Now I’m trying to think about what I would write about if someone asked me. Maybe it’s my first trip to a restaurant without an adult, and how my friend Jenni and I only ordered Cokes, and how thrilling it was to get the check and be expected to pay it. Or maybe sitting in a sidewalk cafe during my first trip to Paris drinking chocolat chaud and writing in my notebook the way I had dreamed of for years and feeling very cosmopolitan. Or maybe it’s the teahouse there that smelled better than any place I’d ever been. Or maybe it’s working the late shift at Starbucks when almost everybody else had gone home, wiping down the counters and sanitizing every part of the espresso machine and counting the till. I never thought I would miss that, but it’s kind of magical when you’re all alone in a place that’s usually filled with people. Or maybe my last meal out, an uninspiring breakfast buffet at a La Quinta Inn in Duluth. Had I known it would be the end for a very long time, I might have made an effort to go someplace more inspiring.

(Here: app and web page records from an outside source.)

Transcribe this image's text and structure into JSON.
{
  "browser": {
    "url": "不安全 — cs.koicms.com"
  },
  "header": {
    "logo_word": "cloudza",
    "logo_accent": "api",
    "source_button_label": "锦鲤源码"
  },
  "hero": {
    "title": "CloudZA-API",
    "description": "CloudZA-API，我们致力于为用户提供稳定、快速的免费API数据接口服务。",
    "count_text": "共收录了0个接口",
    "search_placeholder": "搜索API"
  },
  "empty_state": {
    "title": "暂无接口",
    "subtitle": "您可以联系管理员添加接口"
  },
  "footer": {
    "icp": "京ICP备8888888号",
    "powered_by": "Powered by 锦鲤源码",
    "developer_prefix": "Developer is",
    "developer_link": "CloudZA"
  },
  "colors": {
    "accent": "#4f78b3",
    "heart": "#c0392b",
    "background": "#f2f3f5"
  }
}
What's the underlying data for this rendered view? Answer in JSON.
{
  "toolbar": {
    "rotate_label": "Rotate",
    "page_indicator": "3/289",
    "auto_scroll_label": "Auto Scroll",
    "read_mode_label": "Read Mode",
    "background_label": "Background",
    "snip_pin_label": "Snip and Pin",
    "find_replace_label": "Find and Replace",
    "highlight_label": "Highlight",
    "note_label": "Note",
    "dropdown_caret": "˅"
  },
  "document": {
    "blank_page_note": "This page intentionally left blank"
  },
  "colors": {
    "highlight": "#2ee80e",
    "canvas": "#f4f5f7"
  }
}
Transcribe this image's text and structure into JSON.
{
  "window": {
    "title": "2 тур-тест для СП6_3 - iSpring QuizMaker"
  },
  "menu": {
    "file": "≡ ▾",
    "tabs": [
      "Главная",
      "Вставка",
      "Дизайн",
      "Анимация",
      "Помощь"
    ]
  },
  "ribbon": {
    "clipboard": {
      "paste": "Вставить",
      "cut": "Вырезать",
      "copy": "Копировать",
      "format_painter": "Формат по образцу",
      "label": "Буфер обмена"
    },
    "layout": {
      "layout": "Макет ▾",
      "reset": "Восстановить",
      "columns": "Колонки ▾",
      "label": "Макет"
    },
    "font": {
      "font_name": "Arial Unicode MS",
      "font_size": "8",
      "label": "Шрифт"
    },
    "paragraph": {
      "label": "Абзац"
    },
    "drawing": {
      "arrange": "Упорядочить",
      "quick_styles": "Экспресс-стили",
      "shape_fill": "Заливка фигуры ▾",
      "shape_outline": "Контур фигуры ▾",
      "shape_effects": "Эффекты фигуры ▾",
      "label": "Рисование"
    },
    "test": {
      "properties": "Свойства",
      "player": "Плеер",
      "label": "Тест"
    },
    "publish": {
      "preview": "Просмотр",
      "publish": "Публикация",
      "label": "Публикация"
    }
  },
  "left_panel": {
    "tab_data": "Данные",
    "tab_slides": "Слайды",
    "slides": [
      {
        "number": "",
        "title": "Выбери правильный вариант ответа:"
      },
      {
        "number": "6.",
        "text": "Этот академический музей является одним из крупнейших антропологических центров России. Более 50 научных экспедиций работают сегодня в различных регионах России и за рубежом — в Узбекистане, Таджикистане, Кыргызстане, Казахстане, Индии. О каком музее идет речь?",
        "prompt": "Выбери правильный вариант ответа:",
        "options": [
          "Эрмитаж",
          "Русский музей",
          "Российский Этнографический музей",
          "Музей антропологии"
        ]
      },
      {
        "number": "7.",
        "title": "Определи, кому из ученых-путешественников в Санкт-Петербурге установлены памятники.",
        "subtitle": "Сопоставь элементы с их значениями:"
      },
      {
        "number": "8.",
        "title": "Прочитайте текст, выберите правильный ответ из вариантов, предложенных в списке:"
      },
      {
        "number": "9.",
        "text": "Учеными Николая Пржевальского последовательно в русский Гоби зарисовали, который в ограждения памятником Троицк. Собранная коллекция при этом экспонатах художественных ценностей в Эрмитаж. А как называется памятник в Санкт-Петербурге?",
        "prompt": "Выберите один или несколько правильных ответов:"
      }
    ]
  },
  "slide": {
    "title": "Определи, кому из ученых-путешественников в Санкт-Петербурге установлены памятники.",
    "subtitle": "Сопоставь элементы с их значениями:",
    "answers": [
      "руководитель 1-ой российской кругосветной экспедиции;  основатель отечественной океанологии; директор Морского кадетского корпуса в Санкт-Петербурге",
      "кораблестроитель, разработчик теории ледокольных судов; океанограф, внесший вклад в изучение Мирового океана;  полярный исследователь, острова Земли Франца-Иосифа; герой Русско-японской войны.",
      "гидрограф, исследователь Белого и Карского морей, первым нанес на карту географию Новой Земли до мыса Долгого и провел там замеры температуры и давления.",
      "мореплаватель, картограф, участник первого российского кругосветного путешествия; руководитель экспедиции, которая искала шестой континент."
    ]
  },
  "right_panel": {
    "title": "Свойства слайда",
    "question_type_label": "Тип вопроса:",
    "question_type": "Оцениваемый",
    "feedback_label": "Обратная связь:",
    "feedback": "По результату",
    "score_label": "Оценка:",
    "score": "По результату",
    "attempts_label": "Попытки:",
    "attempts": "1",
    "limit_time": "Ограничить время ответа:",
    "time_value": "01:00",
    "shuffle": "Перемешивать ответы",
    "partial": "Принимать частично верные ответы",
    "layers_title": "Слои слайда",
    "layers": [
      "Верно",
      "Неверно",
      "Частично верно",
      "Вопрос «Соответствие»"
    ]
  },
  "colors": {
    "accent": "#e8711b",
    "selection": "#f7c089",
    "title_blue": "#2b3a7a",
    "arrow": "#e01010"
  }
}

But I think Carmen Maria Machado said it best out of anybody: “In this pandemic era, I cannot help but think: What a miracle! To choose a restaurant and get there on your own steam and order a meal and pay for it with your money and then to eat every single bite.”

What’s your favorite restaurant memory?

Associate editor of The Takeout. Chicagoan. Owned by dog.



Three memories came to mind:

The first thing my family went to a “fancy” restaurant, which was the new Ponderosa steakhouse two towns over. The whole concept of buffet blew my mind as an 8-year-old. “I can keep eating whatever I want?”

Going to New Orleans with my wife and wandering into Sylvain, just because we got hungry and happened to be walking buy. Compared to all the Bourbon St. / Quarter noise and nonsense, this place felt like an oasis, small, quiet and intimate. And the food was great.

Going to Uchiko in Austin for the first time and trying sea urchin for the first time.